  • BruceDunning's Profile Photo

    Tusayan Indian Ruins

    by BruceDunning Updated Oct 23, 2009

    3.5 out of 5 starsHelpfulness

    This is a great place to stop and see the exhibit inside the old structure as well as the ruins on the trial outside. There are Ranger programs every 1/2 hour to walk along the trail and explain the history of the Tusayan Pueblo Indians settling here and how they lived over 800 years ago. They had a good environment to find food, hunt, access to water and shelter in this area, and on a flat plateau, with suburb views. The living quarters were about 1 mile form the cliff edge, and in a forest area. Archeologists believe they lived here in late 1100's. These ruins are as they were found in 1930's when excavated.

    Tusayan Information Main visitor center and museum Ruins in the grounds Kiva for ceremony
    Related to:
    • Hiking and Walking
    • Arts and Culture
    • Historical Travel

    Was this review helpful?

  • richiecdisc's Profile Photo

    Western Bluebird

    by richiecdisc Updated Jun 6, 2009

    4.5 out of 5 starsHelpfulness

    The Western Bluebird is amongst many different birds that call the Grand Canyon home at some point during the year. Since the canyon has many different terrains, bird variety is unsurprisingly large. The bluebird is in the thrasher family that feeds on insects and berries. This particularly colorful male was putting on quite a show for us at El Torvar one afternoon.

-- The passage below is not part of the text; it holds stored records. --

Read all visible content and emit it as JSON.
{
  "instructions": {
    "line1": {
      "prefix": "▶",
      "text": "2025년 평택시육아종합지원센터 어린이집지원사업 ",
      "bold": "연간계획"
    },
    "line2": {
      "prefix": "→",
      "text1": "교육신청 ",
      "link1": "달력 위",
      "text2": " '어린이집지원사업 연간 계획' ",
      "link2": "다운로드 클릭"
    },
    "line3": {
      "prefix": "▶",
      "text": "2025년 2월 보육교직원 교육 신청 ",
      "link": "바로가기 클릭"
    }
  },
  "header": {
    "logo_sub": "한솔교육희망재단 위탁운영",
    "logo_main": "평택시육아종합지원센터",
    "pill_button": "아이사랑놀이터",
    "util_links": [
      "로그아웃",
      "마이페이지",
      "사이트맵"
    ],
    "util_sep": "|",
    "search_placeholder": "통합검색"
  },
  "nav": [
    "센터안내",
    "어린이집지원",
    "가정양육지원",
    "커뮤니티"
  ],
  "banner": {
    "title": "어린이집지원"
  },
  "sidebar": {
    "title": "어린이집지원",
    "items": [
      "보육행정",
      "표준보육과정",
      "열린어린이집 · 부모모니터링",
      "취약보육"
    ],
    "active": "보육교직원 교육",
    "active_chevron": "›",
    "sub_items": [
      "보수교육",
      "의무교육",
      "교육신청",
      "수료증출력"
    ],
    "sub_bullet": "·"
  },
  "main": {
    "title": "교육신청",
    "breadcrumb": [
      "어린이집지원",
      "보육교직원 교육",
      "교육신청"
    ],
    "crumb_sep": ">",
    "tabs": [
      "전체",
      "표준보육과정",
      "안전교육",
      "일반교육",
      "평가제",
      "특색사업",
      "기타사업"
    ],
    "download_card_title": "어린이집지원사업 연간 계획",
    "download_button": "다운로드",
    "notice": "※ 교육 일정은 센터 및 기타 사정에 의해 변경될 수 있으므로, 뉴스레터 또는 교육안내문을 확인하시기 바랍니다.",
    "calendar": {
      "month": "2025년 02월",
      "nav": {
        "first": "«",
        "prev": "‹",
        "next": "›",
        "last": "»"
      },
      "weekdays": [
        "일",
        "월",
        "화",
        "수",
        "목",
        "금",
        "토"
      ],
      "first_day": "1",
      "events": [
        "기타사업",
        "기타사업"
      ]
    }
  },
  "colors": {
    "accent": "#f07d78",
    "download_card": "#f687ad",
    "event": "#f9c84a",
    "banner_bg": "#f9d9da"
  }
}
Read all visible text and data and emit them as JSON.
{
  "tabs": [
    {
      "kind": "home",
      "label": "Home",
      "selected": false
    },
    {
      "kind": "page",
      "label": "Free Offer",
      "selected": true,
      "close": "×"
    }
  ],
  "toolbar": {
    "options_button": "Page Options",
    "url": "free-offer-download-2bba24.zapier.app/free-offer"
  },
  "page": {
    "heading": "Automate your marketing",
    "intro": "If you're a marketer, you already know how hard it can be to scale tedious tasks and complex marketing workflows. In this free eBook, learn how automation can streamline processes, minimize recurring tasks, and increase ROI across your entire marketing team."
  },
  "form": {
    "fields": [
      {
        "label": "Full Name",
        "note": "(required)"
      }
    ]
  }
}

    putting on his colorful show
    Related to:
    • National/State Park
    • Photography
    • Birdwatching

    Was this review helpful?

  • richiecdisc's Profile Photo

    Tusayan Ruins

    by richiecdisc Written Jun 5, 2009

    4.5 out of 5 starsHelpfulness

    The Tusayan Ruins are the National Park's concession that indeed Native Americans once called this area home around 1185 which is little surprise considering its beauty. This is just one of 4300 such recorded sites within the park's borders. The Grand Canyon does extend beyond the park's borders and there are Native Americans still living in some of those areas. They can be visited but are not part of the National Park pass system. The ruins here are not the most elaborate but are interesting to see if you have the time. We visited them on our way out of the park. It was an overcast day and it was a nice break from all the Grand Canyon splendor of the proceeding days. Remnants of the circular kivas are easy to see though not as well preserved as what you can see at Mesa Verde National Park in Colorado. There is also a free small museum on site to help explain what you see.

    remnants of a kiva
    Related to:
    • National/State Park
    • Photography
    • Archeology

    Was this review helpful?

Grand Canyon National Park Hotels

  • Yavapai Lodge

    We decided to go to Grand Canyon on a labor day weekend within the same week, on that Wednesday...

    more
  • Phantom Ranch

    With only 1 place to stay at the bottom of the canyon in a national park that has over 5 million...

    more
  • Bar 10 Ranch

    Parashant National Monument, PO Box 910088, St. George, UT 84791-0088, Arizona, United States

    Satisfaction: Excellent

    Good for: Business

Latest Grand Canyon National Park Hotel Reviews

Yavapai Lodge
Great (4.0 out of 5.0) 6 Reviews
Trailer Village
2 Reviews
Moqui Lodge
1 Review
Mather Campground
Excellent (4.5 out of 5.0) 4 Reviews
North Rim Campground
Great (4.0 out of 5.0) 3 Reviews
Grand Canyon Lodge - North Rim
Great (4.0 out of 5.0) 6 Reviews
Phantom Ranch
Excellent (4.5 out of 5.0) 4 Reviews
Bright Angel Campground
Best (5.0 out of 5.0) 2 Reviews
Cottonwood Campground
1 Review
Indian Garden
Best (5.0 out of 5.0) 1 Review
Thunderbird Lodge
1 Review
Kaibab Lodge
Good (3.0 out of 5.0) 1 Review

Instant Answers: Grand Canyon National Park

Get an instant answer from local experts and frequent travelers

21 travelers online now

Comments

Grand Canyon National Park Things to Do

Travel tips and advice posted by real travelers and Grand Canyon National Park locals.
Map of Grand Canyon National Park